## DATASET CONTENT
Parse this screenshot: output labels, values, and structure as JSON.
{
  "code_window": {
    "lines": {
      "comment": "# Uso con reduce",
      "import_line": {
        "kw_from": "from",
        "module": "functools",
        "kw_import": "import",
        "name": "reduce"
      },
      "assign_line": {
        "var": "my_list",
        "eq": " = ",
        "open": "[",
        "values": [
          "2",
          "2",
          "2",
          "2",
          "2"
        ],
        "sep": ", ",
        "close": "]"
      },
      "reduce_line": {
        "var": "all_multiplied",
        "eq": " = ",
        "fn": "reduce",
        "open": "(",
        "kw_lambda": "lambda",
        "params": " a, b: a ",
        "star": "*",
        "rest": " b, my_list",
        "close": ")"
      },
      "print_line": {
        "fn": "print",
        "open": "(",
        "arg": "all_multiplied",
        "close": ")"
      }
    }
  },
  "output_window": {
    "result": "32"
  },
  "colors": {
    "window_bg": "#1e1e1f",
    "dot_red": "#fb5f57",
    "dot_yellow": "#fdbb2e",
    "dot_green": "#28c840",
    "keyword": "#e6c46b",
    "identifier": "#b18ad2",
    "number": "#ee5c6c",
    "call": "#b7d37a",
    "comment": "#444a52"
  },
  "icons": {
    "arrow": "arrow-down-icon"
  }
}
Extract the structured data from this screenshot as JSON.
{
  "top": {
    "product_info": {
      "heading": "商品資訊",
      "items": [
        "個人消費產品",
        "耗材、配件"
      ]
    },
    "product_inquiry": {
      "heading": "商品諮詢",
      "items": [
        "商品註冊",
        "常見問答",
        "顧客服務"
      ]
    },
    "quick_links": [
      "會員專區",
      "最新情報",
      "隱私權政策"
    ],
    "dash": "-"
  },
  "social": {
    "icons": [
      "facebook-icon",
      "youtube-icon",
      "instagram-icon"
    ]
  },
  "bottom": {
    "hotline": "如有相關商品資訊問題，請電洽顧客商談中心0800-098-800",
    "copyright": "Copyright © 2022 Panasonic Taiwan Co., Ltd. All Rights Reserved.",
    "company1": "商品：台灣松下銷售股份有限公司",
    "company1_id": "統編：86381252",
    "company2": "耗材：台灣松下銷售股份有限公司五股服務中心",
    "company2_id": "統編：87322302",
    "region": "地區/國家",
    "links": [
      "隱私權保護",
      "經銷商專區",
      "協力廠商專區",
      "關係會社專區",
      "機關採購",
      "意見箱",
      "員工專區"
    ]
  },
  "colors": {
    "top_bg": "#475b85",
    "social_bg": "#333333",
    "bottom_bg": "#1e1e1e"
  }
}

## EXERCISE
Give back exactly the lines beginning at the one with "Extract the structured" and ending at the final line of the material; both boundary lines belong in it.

## WRITTEN ANSWER
Extract the structured data from this screenshot as JSON.
{
  "top": {
    "product_info": {
      "heading": "商品資訊",
      "items": [
        "個人消費產品",
        "耗材、配件"
      ]
    },
    "product_inquiry": {
      "heading": "商品諮詢",
      "items": [
        "商品註冊",
        "常見問答",
        "顧客服務"
      ]
    },
    "quick_links": [
      "會員專區",
      "最新情報",
      "隱私權政策"
    ],
    "dash": "-"
  },
  "social": {
    "icons": [
      "facebook-icon",
      "youtube-icon",
      "instagram-icon"
    ]
  },
  "bottom": {
    "hotline": "如有相關商品資訊問題，請電洽顧客商談中心0800-098-800",
    "copyright": "Copyright © 2022 Panasonic Taiwan Co., Ltd. All Rights Reserved.",
    "company1": "商品：台灣松下銷售股份有限公司",
    "company1_id": "統編：86381252",
    "company2": "耗材：台灣松下銷售股份有限公司五股服務中心",
    "company2_id": "統編：87322302",
    "region": "地區/國家",
    "links": [
      "隱私權保護",
      "經銷商專區",
      "協力廠商專區",
      "關係會社專區",
      "機關採購",
      "意見箱",
      "員工專區"
    ]
  },
  "colors": {
    "top_bg": "#475b85",
    "social_bg": "#333333",
    "bottom_bg": "#1e1e1e"
  }
}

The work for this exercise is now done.